The videos were like a virtual ride with Doug Mastriano as he criss-crossed Pennsylvania in the governor’s race, delighting viewers with his far-right musings on climate change, abortion and critics within his own party.
In a live broadcast on Facebook in April, Mr. Mastriano, a Republican senator, called climate change “pop science.”
In a separate video on his social media of a radio interview three days after the Supreme Court overthrown Roe v. Wade in June, he dismissed the issue of abortion rights as a distraction. And when he tried to explain in April why some Republicans wouldn’t support him, Mr. Mastriano, a retired army colonel, attributed it to their “contempt for veterans.”
But now that Mr. Mastriano is the GOP nominee for governor, aided by former President Donald J. Trump’s approval in the primary, he’s shifting to the general election — and those videos are gone.
The removal of the videos from his campaign’s Facebook page was reported earlier Monday by The Philadelphia Inquirer, which listed 14 videos of Mr. Mastriano, one of Pennsylvania’s leading election deniers, who had disappeared since April.
It wasn’t the first time Mr Mastriano has been criticized for what critics say is an attempt to downplay his social media profile. Last year, the group Media Matters for America reported that Mr. Mastriano deleted more than 50 tweets promoting the QAnon conspiracy theory after Media Matters, a journalistic watchdog, highlighted its role in an illegitimate election audit in Pennsylvania.
But the video footage that once appeared on Mr Mastriano’s campaign Facebook page has not completely disappeared. DailyExpertNews obtained the clips Monday from American Bridge, a liberal group that specializes in opposition research, and has archived them.
A campaign spokesman for Mr Mastriano denied in a statement Monday that he had scrubbed his social media accounts of the videos.
“The biased mainstream media is trying to create a scandal, but they haven’t done their homework,” said the spokesperson, who declined to give his name but responded from a campaign email address. “The videos in question were automatically removed by Facebook after 30 days due to a default Facebook setting.”
One of the videos that disappeared was less than 30 days old and was recorded on June 27. And a review from Mr. Mastriano on Monday showed dozens of Facebook Live videos older than 30 days. The campaign did not respond to a follow-up question about why those videos appeared.

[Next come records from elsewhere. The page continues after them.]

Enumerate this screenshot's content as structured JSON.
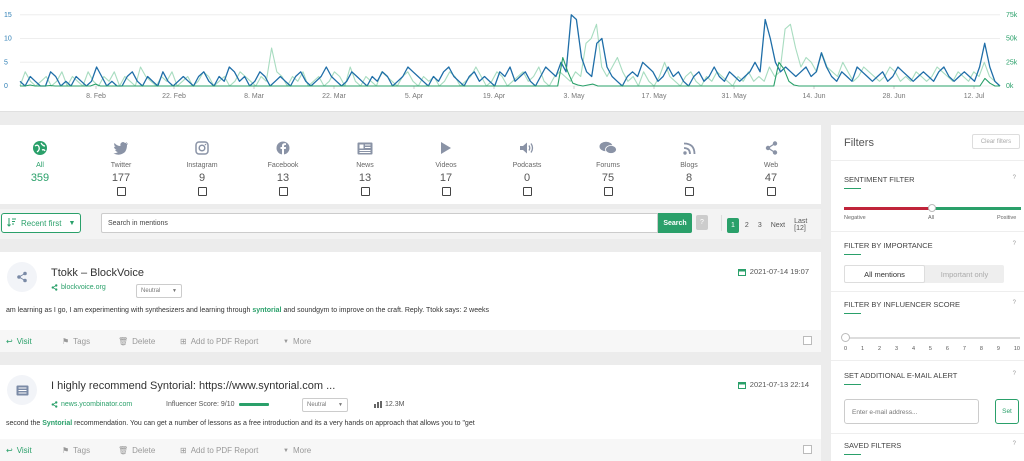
{
  "chart_data": {
    "type": "line",
    "x_ticks": [
      "8. Feb",
      "22. Feb",
      "8. Mar",
      "22. Mar",
      "5. Apr",
      "19. Apr",
      "3. May",
      "17. May",
      "31. May",
      "14. Jun",
      "28. Jun",
      "12. Jul"
    ],
    "y_left_ticks": [
      "0",
      "5",
      "10",
      "15"
    ],
    "y_right_ticks": [
      "0k",
      "25k",
      "50k",
      "75k"
    ],
    "ylim_left": [
      0,
      16
    ],
    "ylim_right": [
      0,
      80000
    ],
    "grid": true,
    "series": [
      {
        "axis": "left",
        "color": "#1f6ea8",
        "values": [
          1,
          0,
          2,
          1,
          0,
          0,
          3,
          2,
          0,
          1,
          0,
          2,
          1,
          0,
          1,
          4,
          2,
          0,
          1,
          0,
          0,
          2,
          3,
          1,
          0,
          2,
          1,
          0,
          3,
          1,
          0,
          1,
          2,
          1,
          0,
          2,
          3,
          1,
          0,
          2,
          1,
          4,
          3,
          1,
          2,
          0,
          1,
          3,
          2,
          0,
          1,
          2,
          1,
          0,
          2,
          3,
          1,
          0,
          1,
          2,
          4,
          2,
          1,
          0,
          1,
          3,
          2,
          1,
          0,
          2,
          1,
          3,
          2,
          0,
          1,
          2,
          4,
          3,
          2,
          1,
          0,
          2,
          1,
          3,
          4,
          2,
          1,
          0,
          2,
          3,
          1,
          2,
          1,
          0,
          3,
          2,
          4,
          1,
          2,
          3,
          1,
          0,
          2,
          4,
          3,
          2,
          5,
          3,
          15,
          14,
          6,
          3,
          2,
          9,
          10,
          4,
          2,
          1,
          0,
          2,
          3,
          2,
          5,
          4,
          3,
          1,
          2,
          4,
          2,
          3,
          1,
          0,
          2,
          3,
          1,
          2,
          4,
          2,
          1,
          3,
          2,
          1,
          2,
          3,
          5,
          3,
          14,
          10,
          5,
          3,
          4,
          3,
          2,
          3,
          4,
          2,
          3,
          7,
          4,
          2,
          1,
          3,
          2,
          1,
          4,
          3,
          2,
          1,
          2,
          3,
          1,
          2,
          4,
          3,
          2,
          1,
          2,
          3,
          2,
          1,
          3,
          4,
          2,
          1,
          2,
          3,
          2,
          1,
          4,
          9,
          4,
          1,
          0
        ]
      },
      {
        "axis": "left",
        "color": "#a8dcc0",
        "values": [
          0,
          3,
          1,
          0,
          1,
          2,
          0,
          1,
          3,
          0,
          2,
          1,
          0,
          3,
          1,
          0,
          2,
          1,
          3,
          0,
          2,
          1,
          0,
          4,
          2,
          1,
          0,
          2,
          1,
          3,
          0,
          1,
          2,
          0,
          1,
          3,
          2,
          0,
          1,
          2,
          0,
          1,
          3,
          2,
          1,
          0,
          2,
          1,
          8,
          3,
          2,
          0,
          2,
          1,
          3,
          0,
          1,
          2,
          0,
          1,
          3,
          2,
          0,
          4,
          1,
          0,
          2,
          1,
          0,
          3,
          2,
          1,
          0,
          2,
          3,
          1,
          0,
          2,
          1,
          2,
          0,
          1,
          3,
          2,
          0,
          1,
          2,
          4,
          2,
          0,
          1,
          3,
          2,
          0,
          1,
          2,
          3,
          1,
          2,
          4,
          1,
          0,
          2,
          3,
          2,
          1,
          3,
          2,
          9,
          10,
          13,
          4,
          2,
          4,
          6,
          3,
          1,
          2,
          0,
          3,
          1,
          0,
          2,
          5,
          2,
          1,
          0,
          2,
          3,
          1,
          0,
          2,
          1,
          3,
          2,
          1,
          0,
          2,
          1,
          3,
          1,
          2,
          1,
          4,
          2,
          3,
          12,
          13,
          8,
          4,
          6,
          5,
          3,
          7,
          4,
          3,
          2,
          5,
          3,
          1,
          2,
          4,
          3,
          2,
          1,
          2,
          4,
          3,
          1,
          2,
          1,
          3,
          2,
          1,
          2,
          4,
          3,
          2,
          1,
          3,
          2,
          1,
          3,
          2,
          5,
          2,
          1,
          0
        ]
      },
      {
        "axis": "right",
        "color": "#2aa06a",
        "values": [
          0,
          0,
          1000,
          0,
          0,
          0,
          500,
          0,
          0,
          0,
          0,
          0,
          0,
          0,
          0,
          2000,
          0,
          0,
          0,
          0,
          0,
          0,
          0,
          0,
          0,
          0,
          0,
          0,
          0,
          0,
          0,
          0,
          0,
          0,
          0,
          0,
          0,
          0,
          0,
          0,
          0,
          0,
          0,
          0,
          0,
          0,
          0,
          0,
          0,
          0,
          0,
          0,
          0,
          0,
          0,
          0,
          0,
          0,
          0,
          0,
          0,
          0,
          0,
          0,
          0,
          0,
          0,
          0,
          0,
          0,
          0,
          0,
          0,
          0,
          0,
          0,
          0,
          0,
          0,
          0,
          0,
          0,
          0,
          0,
          0,
          0,
          0,
          0,
          0,
          0,
          0,
          0,
          0,
          0,
          0,
          0,
          0,
          0,
          0,
          0,
          0,
          0,
          0,
          0,
          0,
          0,
          0,
          0,
          30000,
          15000,
          3000,
          1000,
          0,
          1000,
          2000,
          0,
          0,
          0,
          0,
          0,
          0,
          0,
          0,
          0,
          0,
          0,
          0,
          0,
          0,
          0,
          0,
          0,
          0,
          0,
          0,
          0,
          0,
          0,
          0,
          0,
          0,
          0,
          0,
          0,
          0,
          0,
          0,
          0,
          0,
          0,
          0,
          25000,
          18000,
          5000,
          1000,
          0,
          0,
          0,
          0,
          0,
          0,
          0,
          0,
          0,
          0,
          0,
          0,
          0,
          0,
          0,
          0,
          0,
          0,
          0,
          0,
          0,
          0,
          0,
          0,
          0,
          0,
          0,
          0,
          0,
          0,
          0,
          0,
          0,
          0,
          0,
          0,
          0,
          8000,
          3000,
          0,
          0
        ]
      }
    ]
  },
  "channels": [
    {
      "key": "all",
      "name": "All",
      "count": "359",
      "icon": "globe-icon",
      "active": true
    },
    {
      "key": "twitter",
      "name": "Twitter",
      "count": "177",
      "icon": "twitter-icon"
    },
    {
      "key": "instagram",
      "name": "Instagram",
      "count": "9",
      "icon": "instagram-icon"
    },
    {
      "key": "facebook",
      "name": "Facebook",
      "count": "13",
      "icon": "facebook-icon"
    },
    {
      "key": "news",
      "name": "News",
      "count": "13",
      "icon": "news-icon"
    },
    {
      "key": "videos",
      "name": "Videos",
      "count": "17",
      "icon": "play-icon"
    },
    {
      "key": "podcasts",
      "name": "Podcasts",
      "count": "0",
      "icon": "speaker-icon"
    },
    {
      "key": "forums",
      "name": "Forums",
      "count": "75",
      "icon": "chat-icon"
    },
    {
      "key": "blogs",
      "name": "Blogs",
      "count": "8",
      "icon": "rss-icon"
    },
    {
      "key": "web",
      "name": "Web",
      "count": "47",
      "icon": "share-icon"
    }
  ],
  "toolbar": {
    "sort_label": "Recent first",
    "search_placeholder": "Search in mentions",
    "search_button": "Search",
    "help": "?",
    "pages": [
      "1",
      "2",
      "3"
    ],
    "next": "Next",
    "last": "Last [12]"
  },
  "mentions": [
    {
      "title": "Ttokk – BlockVoice",
      "source": "blockvoice.org",
      "sentiment": "Neutral",
      "date": "2021-07-14 19:07",
      "text_before": "am learning as I go, I am experimenting with synthesizers and learning through ",
      "highlight": "syntorial",
      "text_after": " and soundgym to improve on the craft. Reply. Ttokk says: 2 weeks"
    },
    {
      "title": "I highly recommend Syntorial: https://www.syntorial.com ...",
      "source": "news.ycombinator.com",
      "influencer_label": "Influencer Score: 9/10",
      "sentiment": "Neutral",
      "reach": "12.3M",
      "date": "2021-07-13 22:14",
      "text_before": "second the ",
      "highlight": "Syntorial",
      "text_after": " recommendation. You can get a number of lessons as a free introduction and its a very hands on approach that allows you to \"get"
    }
  ],
  "actions": {
    "visit": "Visit",
    "tags": "Tags",
    "delete": "Delete",
    "pdf": "Add to PDF Report",
    "more": "More"
  },
  "filters": {
    "title": "Filters",
    "clear": "Clear filters",
    "sentiment": {
      "heading": "SENTIMENT FILTER",
      "negative": "Negative",
      "all": "All",
      "positive": "Positive"
    },
    "importance": {
      "heading": "FILTER BY IMPORTANCE",
      "all": "All mentions",
      "important": "Important only"
    },
    "influencer": {
      "heading": "FILTER BY INFLUENCER SCORE",
      "ticks": [
        "0",
        "1",
        "2",
        "3",
        "4",
        "5",
        "6",
        "7",
        "8",
        "9",
        "10"
      ]
    },
    "email": {
      "heading": "SET ADDITIONAL E-MAIL ALERT",
      "placeholder": "Enter e-mail address...",
      "button": "Set"
    },
    "saved": {
      "heading": "SAVED FILTERS"
    },
    "help": "?"
  },
  "colors": {
    "accent": "#2aa06a",
    "blue": "#1f6ea8",
    "light_green": "#a8dcc0",
    "negative": "#c0243a"
  }
}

At the end of each Facebook Live broadcast, an automatic prompt asks account holders whether they want their video removed after 30 days or remain on their page, the social media company said.
Critics accused Mr Mastriano Monday of trying to distance himself from his extreme views, which they say could alienate voters outside his far-right political base in the general election against Josh Shapiro, the Democratic nominee for governor and Pennsylvania attorney general.
“Doug Mastriano spends every day smuggling conspiracy theories and reminding voters that his top priority is to outlaw abortion with no exceptions,” said Manuel Bonder, a campaign spokesman for Mr. Shapiro. “No click of the delete button can change the fact that Mastriano is the most extreme, dangerous candidate in Pennsylvania history.”
David Turner, a spokesman for the Democratic Governors Association, said Monday that Mr. Mastriano “cannot remove his extreme views”.
“He has absolutely no contact with most Pennsylvania residents, calls for abortions to be banned, smuggles outrageous election conspiracy theories and denies climate change,” said Mr. gymnast.
The Republican Governors Association did not immediately respond to a request for comment Monday.
In the April 6 Facebook Live broadcast, Mr. Mastriano Governor Tom Wolf, a limited-term Democrat, as he joins Pennsylvania in a regional, multi-state compact to reduce greenhouse gas emissions from the energy sector, which Mr. Mastriano said this is the state billions.
“For what?” Mr. Mastriano asked rhetorically in the video, attacking Democrats. “For pop science. Let’s talk about climate change. So they stick to this theory. It’s a theory. It’s not a fact. Heck, the weatherman can’t get the weather right, you know, 24 hours outside.
A link to a video on Mr Mastriano’s campaign Facebook page said Monday that the content was no longer available “because the owner only shared it with a small group of people changed who could see it or it was removed.”
In a June 27 Facebook Live video, Mr. Mastriano denounced himself during a radio interview in which he accused Democrats of trying to divert attention from the troubled economy to issues such as abortion rights and the January 6 attack on the US Capitol. (He funded buses to take supporters to the rally before the riot.)
“They want us to focus on this and now on the Roe v. Wade decision instead of tackling life,” he said in the video, which was also no longer viewable on his Facebook page.
Mastriano’s claim that the reproductive rights issue was a distraction echoed comments he made three days earlier in Binghamton, NY, where he appeared with Rudolph W. Giuliani and his son, Andrew Giuliani, a failed Republican candidate for governor of New York.